The grapes of the Rhône tend to thrive in the Languedoc-Roussillon: Syrah, Grenache, Mourvèdre, and Cinsaut for red wines, and Marsanne, Roussanne, and Viognier for white wines. Some local grapes also exist, most of them unheard of outside the Languedoc. As in many of the less significant regions, international grapes such as Cabernet and Merlot are usually used for rather anonymous, usually inexpensive and low-quality types of wine. These wines are not necessarily terrible, but what they always fail to do is convey the region's unique terroir, which makes them interchangeable with Cabernets and Merlots from other regions.

Chardonnay doesn't typically make great still wines here, but their sparkling Crémant de Limoux examples are impressive. Muscat, another international grape, makes highly interesting styles, ranging from sweet to dry, that rival Alsace's renowned Muscats.

Major Producers

Surprisingly for an area of such a large size, the Languedoc-Roussillon has few producers that dominate production. Local co-ops are commonly seen, and many producers limit themselves to only one appellation, attempting to master its unique terroir without branching out towards others. And in any case, the larger producers tend to be less qualitative, making international wines of anonymous style rather than specifically made wines that epitomize the quirky appeal of the Languedoc.

Another factor limiting big producers is that undercutting the prices of the generally inexpensive wines is difficult, forcing big producers to charge as much as their competitors and relinquish their competitive advantage. As a result, few big producers in the Languedoc are given much attention, and localized merchants that focus hard on quality are even more important than they are in other regions.

Subregions

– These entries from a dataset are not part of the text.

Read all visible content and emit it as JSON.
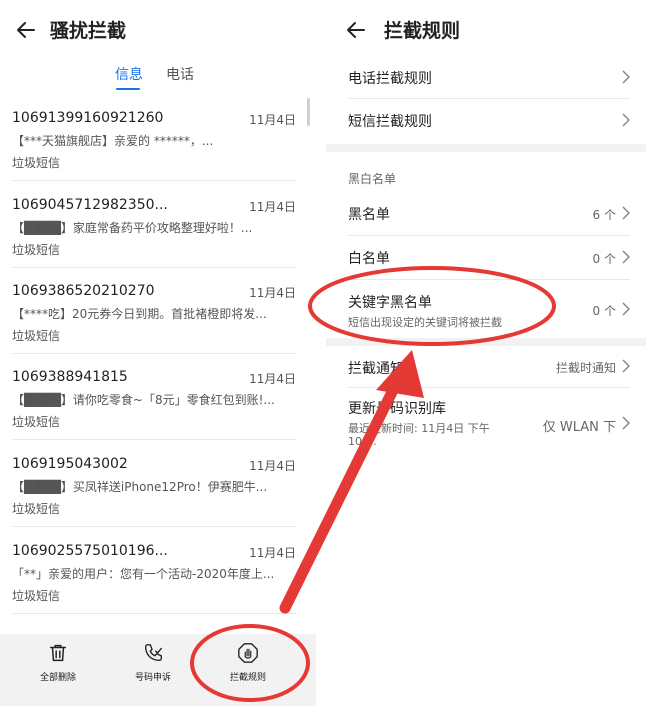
{
  "left": {
    "title": "骚扰拦截",
    "tabs": [
      "信息",
      "电话"
    ],
    "messages": [
      {
        "number": "10691399160921260",
        "date": "11月4日",
        "preview": "【***天猫旗舰店】亲爱的 ******，...",
        "tag": "垃圾短信"
      },
      {
        "number": "1069045712982350...",
        "date": "11月4日",
        "preview": "【████】家庭常备药平价攻略整理好啦！...",
        "tag": "垃圾短信"
      },
      {
        "number": "1069386520210270",
        "date": "11月4日",
        "preview": "【****吃】20元券今日到期。首批褚橙即将发...",
        "tag": "垃圾短信"
      },
      {
        "number": "1069388941815",
        "date": "11月4日",
        "preview": "【████】请你吃零食~「8元」零食红包到账!...",
        "tag": "垃圾短信"
      },
      {
        "number": "1069195043002",
        "date": "11月4日",
        "preview": "【████】买凤祥送iPhone12Pro！伊赛肥牛...",
        "tag": "垃圾短信"
      },
      {
        "number": "1069025575010196...",
        "date": "11月4日",
        "preview": "「**」亲爱的用户：您有一个活动-2020年度上...",
        "tag": "垃圾短信"
      }
    ],
    "bottom_bar": [
      "全部删除",
      "号码申诉",
      "拦截规则"
    ]
  },
  "right": {
    "title": "拦截规则",
    "rows": {
      "phone_rules": "电话拦截规则",
      "sms_rules": "短信拦截规则",
      "section_lists": "黑白名单",
      "blacklist": "黑名单",
      "blacklist_count": "6 个",
      "whitelist": "白名单",
      "whitelist_count": "0 个",
      "keyword_blacklist": "关键字黑名单",
      "keyword_blacklist_desc": "短信出现设定的关键词将被拦截",
      "keyword_blacklist_count": "0 个",
      "intercept_notify": "拦截通知",
      "intercept_notify_value": "拦截时通知",
      "update_db": "更新号码识别库",
      "update_db_desc": "最近更新时间: 11月4日 下午",
      "update_db_desc2": "10:…",
      "update_db_value": "仅 WLAN 下"
    }
  },
  "colors": {
    "accent": "#1a73e8",
    "annotation": "#e53935",
    "divider": "#e8e8e8",
    "band": "#f2f2f2"
  },
  "icons": [
    "back-arrow-icon",
    "trash-icon",
    "phone-appeal-icon",
    "shield-hand-icon",
    "chevron-right-icon"
  ]
}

Due to its large size, the Languedoc-Roussillon region has a number of distinct subregions, many of which have several AOCs of their own due to the large variance in the styles of wines produced. All the important appellations, out of the 29, will be discussed throughout these pages; here, we list the regions that are considered most important for Languedoc wine production. A basic description of the wines they make and their sub-appellations is also included. (Note: a few famous appellations are contained within others, such as Pic St-Loup within Coteaux du Languedoc.)